Thursday, October 15, 2020

bionic mosquito: A Couple of Items

One of the criticisms of the medieval period and the role of the Church is this relationship of science and religion – the Church supposedly placing a higher priority on voodoo than on actual scientific inquiry, blocking discoveries that threatened the established religious dogma, etc.

The most famous example, false as it is, is that of Copernicus and Galileo.  This episode is mocked by the moderns, just as other examples – regardless of the facts or lack thereof – are mocked. 

“How could such people believe such things?”

“Look at the Church standing in the way of science!”

“Whenever science and religion butt heads, science is always proven right.”

I wonder what people will say in a hundred years or more from now of our generation.  Haven’t we thrown away science and replaced it with the religion of a virus, a religion of critical theory, a religion of money growing on trees?  Can any of these be thought of as anything other than a religion (in the worst sense of the word)?

We look back with scorn at the book burnings, getting rid of ideas of which the establishment disapproves.  But what is it that Facebook, YouTube, and Twitter are doing that is different?  Are these not the modern version of the same thing, today’s book burnings?

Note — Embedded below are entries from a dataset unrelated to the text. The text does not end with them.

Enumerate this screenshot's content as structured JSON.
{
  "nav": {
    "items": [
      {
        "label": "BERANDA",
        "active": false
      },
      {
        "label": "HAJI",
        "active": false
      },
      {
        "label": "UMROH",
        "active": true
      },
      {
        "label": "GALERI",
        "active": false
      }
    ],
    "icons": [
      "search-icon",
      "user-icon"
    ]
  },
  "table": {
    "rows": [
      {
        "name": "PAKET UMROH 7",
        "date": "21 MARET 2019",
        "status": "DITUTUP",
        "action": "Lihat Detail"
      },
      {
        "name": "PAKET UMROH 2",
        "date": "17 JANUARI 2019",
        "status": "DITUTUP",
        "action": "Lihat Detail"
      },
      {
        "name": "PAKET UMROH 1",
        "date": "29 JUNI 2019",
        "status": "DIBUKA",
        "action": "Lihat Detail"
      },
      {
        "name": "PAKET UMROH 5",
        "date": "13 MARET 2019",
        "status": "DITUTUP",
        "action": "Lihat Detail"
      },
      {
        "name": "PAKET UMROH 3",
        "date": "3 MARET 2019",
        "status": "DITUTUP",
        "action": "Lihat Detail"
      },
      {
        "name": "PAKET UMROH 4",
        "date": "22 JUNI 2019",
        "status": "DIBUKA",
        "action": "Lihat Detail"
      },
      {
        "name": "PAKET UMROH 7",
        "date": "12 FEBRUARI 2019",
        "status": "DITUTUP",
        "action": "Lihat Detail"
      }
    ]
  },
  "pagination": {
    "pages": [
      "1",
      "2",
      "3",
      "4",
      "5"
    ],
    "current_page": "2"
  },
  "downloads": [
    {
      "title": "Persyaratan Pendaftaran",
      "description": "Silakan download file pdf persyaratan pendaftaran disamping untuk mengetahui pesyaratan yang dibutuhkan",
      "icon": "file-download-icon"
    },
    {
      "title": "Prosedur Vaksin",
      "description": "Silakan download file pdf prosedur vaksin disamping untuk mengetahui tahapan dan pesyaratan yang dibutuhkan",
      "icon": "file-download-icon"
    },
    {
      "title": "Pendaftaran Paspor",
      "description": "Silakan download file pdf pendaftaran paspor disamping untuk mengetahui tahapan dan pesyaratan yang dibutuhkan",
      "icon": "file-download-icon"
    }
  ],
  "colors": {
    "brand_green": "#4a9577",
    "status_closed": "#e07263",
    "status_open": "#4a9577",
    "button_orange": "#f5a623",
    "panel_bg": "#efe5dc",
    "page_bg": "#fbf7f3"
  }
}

What of witch hunts and burning witches at the stake?  One looks at the career ending cancel culture and sees that little has changed.

And let’s not start on the issue of child sacrifice.  We rightly look on such practices of the ancient world with horror: sacrificing a child in order to bring on a better world for the adult.  We have a modern word for the same thing: abortion.  It just that today the numbers are infinitely larger.

One of the big criticisms of God is the idea that this world cannot be the product of a good God.  Now, it isn’t any of the above modern practices that are at issue – it isn’t abortion, cancel culture, or the hell brought on by lockdowns and money printing that cause us to call into question the existence of God.  It is that we don’t live in some version of utopia: no child left behind, no one hungry, no one sick, no one poor, no one dying.  That sort of thing.

But I wonder: this world is not good compared to what world?  We have water, food, oxygen, natural resources that allow for an ever-improving standard of living in the right circumstances (private property and free markets).  Man has been given reason – a rational faculty.  We have been given everything necessary to sustain and enhance human life.  Have you tried living on Venus or Mars?

All of this leads me to wonder: the more we progress in the way that the left means that term, the more we return to the worst of humanity.  If there is one concrete feature of the left, it is that tradition is ignored, even mocked.

In order to progress, one must understand what one is progressing from and toward what one is progressing to.  Both the past (cultural tradition) and the future (toward what end) must be clearly understood and defined.  Otherwise “progress” means nothing more than “every day is a new day.”  One can never go wrong under such circumstances as there is not standard – either from the past or the future.  Here again, another concrete feature of the left; they can never be wrong.

Not learning from our past does nothing but bring us back to the same past.  Sure, we enhance the past with our modern technology.  I think for this we are worse off – we are more easily found, tracked, and traced.  We are more efficiently killed.  The meaning of life is much more easily taken from us.